Leading Assyrian Christian organizations have collectively penned an open letter to the five remaining U.S. presidential candidates, urging them to fight against radical terror groups and to recognize the past genocide that Christians have suffered under the Ottoman Empire.
The letter, addressed to Hillary Clinton, Ted Cruz, John Kasich, Bernie Sanders, and Donald Trump, states that Assyrian Christians are being "tortured, kidnapped, raped and murdered by radical terrorist organizations such as ISIS." Assyrians – also known as Chaldeans, Syriacs, and Arameans – are an ethnic group indigenous to the MIddle East who trace their ancestral homeland to today's northern Iraq, southeastern Turkey, northwestern Iran and northeastern Syria. Assyrian people are almost entirely Christians.

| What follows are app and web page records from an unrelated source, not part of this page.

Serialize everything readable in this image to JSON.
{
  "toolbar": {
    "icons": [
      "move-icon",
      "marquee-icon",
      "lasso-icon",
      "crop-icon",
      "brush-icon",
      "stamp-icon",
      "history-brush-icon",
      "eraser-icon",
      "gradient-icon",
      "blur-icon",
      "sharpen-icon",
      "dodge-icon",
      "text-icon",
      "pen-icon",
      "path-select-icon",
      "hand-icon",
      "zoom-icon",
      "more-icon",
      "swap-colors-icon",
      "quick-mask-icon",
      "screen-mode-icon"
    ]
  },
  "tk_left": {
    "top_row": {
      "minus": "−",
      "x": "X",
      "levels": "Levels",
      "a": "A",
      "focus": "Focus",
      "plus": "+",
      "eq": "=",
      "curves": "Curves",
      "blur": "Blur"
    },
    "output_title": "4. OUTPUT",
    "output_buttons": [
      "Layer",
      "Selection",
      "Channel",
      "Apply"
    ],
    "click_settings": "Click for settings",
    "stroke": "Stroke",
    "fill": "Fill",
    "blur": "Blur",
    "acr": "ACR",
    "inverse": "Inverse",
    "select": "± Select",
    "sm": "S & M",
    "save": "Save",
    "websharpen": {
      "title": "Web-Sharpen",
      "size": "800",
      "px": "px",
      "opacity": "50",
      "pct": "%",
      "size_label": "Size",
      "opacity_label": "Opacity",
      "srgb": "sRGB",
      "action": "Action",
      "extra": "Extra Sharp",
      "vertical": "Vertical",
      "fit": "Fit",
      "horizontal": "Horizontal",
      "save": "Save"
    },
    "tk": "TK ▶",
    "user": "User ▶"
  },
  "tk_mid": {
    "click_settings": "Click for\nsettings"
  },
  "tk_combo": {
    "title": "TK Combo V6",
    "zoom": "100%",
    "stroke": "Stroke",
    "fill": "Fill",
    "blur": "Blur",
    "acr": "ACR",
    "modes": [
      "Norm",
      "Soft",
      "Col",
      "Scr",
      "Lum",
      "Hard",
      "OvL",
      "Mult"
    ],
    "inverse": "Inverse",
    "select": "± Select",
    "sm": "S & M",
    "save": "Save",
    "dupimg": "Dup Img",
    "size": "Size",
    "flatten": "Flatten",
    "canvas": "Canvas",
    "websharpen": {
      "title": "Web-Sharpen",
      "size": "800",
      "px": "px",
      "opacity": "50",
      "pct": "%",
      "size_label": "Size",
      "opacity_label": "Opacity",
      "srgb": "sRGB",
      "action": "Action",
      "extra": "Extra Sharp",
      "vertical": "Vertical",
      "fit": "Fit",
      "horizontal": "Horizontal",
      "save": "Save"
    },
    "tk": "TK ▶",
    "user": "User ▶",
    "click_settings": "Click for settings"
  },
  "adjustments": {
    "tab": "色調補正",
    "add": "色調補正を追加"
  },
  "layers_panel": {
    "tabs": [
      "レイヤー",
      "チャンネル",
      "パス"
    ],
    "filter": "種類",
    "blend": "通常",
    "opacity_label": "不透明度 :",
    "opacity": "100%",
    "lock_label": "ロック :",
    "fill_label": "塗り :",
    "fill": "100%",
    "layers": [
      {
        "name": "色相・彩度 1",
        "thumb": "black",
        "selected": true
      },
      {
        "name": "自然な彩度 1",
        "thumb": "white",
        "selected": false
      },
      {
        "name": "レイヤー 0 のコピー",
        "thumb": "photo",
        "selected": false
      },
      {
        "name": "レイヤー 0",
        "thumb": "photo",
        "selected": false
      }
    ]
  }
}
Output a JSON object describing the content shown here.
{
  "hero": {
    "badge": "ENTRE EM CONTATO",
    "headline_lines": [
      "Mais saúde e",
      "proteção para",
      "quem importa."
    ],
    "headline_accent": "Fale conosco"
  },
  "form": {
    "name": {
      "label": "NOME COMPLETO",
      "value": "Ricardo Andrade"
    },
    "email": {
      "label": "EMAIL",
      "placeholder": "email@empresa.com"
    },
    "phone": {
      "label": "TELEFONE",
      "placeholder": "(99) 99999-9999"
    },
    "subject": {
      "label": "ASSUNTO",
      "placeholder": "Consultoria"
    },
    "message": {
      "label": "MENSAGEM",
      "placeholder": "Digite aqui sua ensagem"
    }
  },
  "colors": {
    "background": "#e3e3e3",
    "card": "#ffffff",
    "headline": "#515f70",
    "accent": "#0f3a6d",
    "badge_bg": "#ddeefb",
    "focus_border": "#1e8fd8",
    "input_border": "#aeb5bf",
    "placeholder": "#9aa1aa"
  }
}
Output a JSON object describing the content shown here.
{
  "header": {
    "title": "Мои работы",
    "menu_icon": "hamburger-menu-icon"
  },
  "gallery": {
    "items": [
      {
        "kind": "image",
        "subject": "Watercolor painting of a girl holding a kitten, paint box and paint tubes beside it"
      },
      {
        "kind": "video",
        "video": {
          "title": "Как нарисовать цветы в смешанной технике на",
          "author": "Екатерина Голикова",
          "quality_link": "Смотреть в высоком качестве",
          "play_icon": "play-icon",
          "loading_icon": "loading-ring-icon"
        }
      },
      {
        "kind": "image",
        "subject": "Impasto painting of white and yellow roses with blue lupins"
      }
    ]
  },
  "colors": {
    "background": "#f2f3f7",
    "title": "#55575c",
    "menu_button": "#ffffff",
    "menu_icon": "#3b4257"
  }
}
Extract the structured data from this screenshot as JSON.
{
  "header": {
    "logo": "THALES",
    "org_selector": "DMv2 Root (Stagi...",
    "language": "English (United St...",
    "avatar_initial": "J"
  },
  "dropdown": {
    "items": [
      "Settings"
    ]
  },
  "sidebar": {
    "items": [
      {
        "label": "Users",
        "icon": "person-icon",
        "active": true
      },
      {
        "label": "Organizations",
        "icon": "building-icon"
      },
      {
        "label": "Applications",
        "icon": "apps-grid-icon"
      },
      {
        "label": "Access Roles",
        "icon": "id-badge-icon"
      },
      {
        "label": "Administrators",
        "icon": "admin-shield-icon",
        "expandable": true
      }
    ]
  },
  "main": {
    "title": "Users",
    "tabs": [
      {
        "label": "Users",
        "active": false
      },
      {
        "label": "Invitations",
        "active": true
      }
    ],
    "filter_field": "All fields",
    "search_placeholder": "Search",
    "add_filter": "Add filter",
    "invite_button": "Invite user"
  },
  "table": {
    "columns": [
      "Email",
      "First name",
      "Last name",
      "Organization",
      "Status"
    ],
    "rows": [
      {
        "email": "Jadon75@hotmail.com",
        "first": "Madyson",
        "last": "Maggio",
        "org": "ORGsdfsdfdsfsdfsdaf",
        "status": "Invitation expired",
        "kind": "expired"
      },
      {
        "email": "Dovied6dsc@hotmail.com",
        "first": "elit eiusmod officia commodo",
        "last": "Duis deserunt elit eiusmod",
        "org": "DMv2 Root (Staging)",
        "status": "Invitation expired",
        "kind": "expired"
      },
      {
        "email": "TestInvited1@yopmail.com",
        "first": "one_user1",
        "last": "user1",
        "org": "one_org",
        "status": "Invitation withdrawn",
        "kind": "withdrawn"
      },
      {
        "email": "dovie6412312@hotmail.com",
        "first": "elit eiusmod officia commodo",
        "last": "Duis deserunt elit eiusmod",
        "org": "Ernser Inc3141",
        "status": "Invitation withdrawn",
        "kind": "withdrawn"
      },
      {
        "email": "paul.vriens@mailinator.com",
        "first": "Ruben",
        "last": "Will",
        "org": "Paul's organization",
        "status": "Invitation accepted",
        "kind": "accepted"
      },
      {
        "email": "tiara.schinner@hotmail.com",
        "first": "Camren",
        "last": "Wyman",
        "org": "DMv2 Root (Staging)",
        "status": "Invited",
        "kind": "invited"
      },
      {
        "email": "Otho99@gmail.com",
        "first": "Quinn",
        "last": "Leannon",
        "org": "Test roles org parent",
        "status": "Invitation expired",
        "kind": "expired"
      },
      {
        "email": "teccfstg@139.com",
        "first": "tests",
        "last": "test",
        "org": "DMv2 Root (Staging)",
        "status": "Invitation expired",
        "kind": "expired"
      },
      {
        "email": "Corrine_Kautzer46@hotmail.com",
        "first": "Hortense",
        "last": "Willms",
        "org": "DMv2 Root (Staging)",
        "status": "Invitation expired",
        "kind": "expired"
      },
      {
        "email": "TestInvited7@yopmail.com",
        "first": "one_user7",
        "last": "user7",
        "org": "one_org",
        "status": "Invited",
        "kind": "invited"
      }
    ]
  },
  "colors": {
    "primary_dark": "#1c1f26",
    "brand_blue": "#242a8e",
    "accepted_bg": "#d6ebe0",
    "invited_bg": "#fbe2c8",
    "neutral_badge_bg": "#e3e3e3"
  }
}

"We have seen this terror in Paris, Brussels, and other cities around the world, committed in the name of Islam by radical Islamic organizations. For Assyrians it feels like 1915 all over again," the groups write, referencing the ethnic and religious cleansing carried out by the Ottoman Empire, present-day Turkey, between 1915-1924, when 750,000 Assyrians, 500,000 Greeks and 1.5 million Armenians lost their lives. more >>
Police in Nigeria have arrested four members of a gang who allegedly confessed to brutally murdering a pastor they were holding hostage because he preached to them and told them to repent of their sins.
"The gang also confessed to have been responsible for the kidnapping of Pastor Chukwu Ekere of same Ohigha community and killed him for the simple reason that the man of God disturbed them with his preaching of repentance and also for urging them to shun their nefarious activities and accept God," said authorities in a statement to PM News Nigeria.
Local police in Rivers State said they initially arrested the gang members at Ohigha in Ogba and in Diobu, Port Harcourt in connection with the kidnapping, rape and murder of a woman identified only as Mrs. Igila of Ohigha village on Jan. 7. more >>
The family of a Canadian megachurch pastor who has been sentenced to lifetime of hard labor in North Korea after being accused of committing crimes against the Communist Kim regime fears his health might be failing him.
Rev. Hyeon Soo Lim, the pastor of Light Korean Presbyterian Church in Mississauga, Ontario, was arrested in North Korea last January. Although he was there during a humanitarian trip, state prosecutors accused Lim of using the "false pretense" of humanitarian aid to enter into North Korea to use religion to attempt to overthrow the Kim regime.
A Christian student expelled from England's Sheffield University because he quoted the Bible's stance on homosexuality in a Facebook post supportive of controversial Kentucky clerk Kim Davis has lost his appeal.
Felix Ngole, a 38-year-old in his second year of study for a master's degree in social work at the University of Sheffield in South Yorkshire was told that he is no longer a student at the university after a committee ruled he "may have caused offense to some individuals" by issuing a Facebook post last September quoting Leviticus on the Bible's condemnation of homosexuality.
Ngole's post came in defense of Davis, the clerk of Rowan County, Kentucky, who became the center of a media firestorm last year when she refused to allow her office to issue same-sex marriage licenses with her name and title on them because of her religious objection to same-sex marriage. more >>
A liberal female Saudi television news anchor recently interrupted her own broadcast to criticize Muslims who claim that radical Islamic extremism doesn't represent the religion of Islam, urging Muslims to "feel shame" over deadly terrorist attacks like the one in Brussels in March.
The Middle East Media Research Institute reports that columnist and television host Nadine Al-Budair took a few minutes out of her broadcast on Saudi Rotana Khalijiyah TV on April 3 to refute a claim commonly made by Muslims and others across the world whenever a terrorist attack occurs.
The claim being that radical Islamic terrorist attacks like the ones in Paris, Brussels, San Bernardino and Pakistan carried out by extremists affiliated with known Islamic terrorist organizations don't represent the religion of Islam. more >>
The Islamic State terror group killed 21 Christians in the Syrian town of al-Qaryatain after taking control of the city last year, a prominent clergy member has said.
After al-Qaryatain was liberated from IS (also known as ISIS or ISIL) by Russian-backed Syrian forces earlier this month, Patriarch Ignatius Aphrem II, the head of the Syrian Orthodox Church, explained in an interview with BBC that the militant group showed no mercy on some Christians that remained after the group took control of the area last August.
Following the takeover of the al-Qaryatain, IS kidnapped as many as 230 Christians who lived in the town. According to the patriarch, the militant group executed at least 21 of those Christians, with three Christian women being among those executed. more >>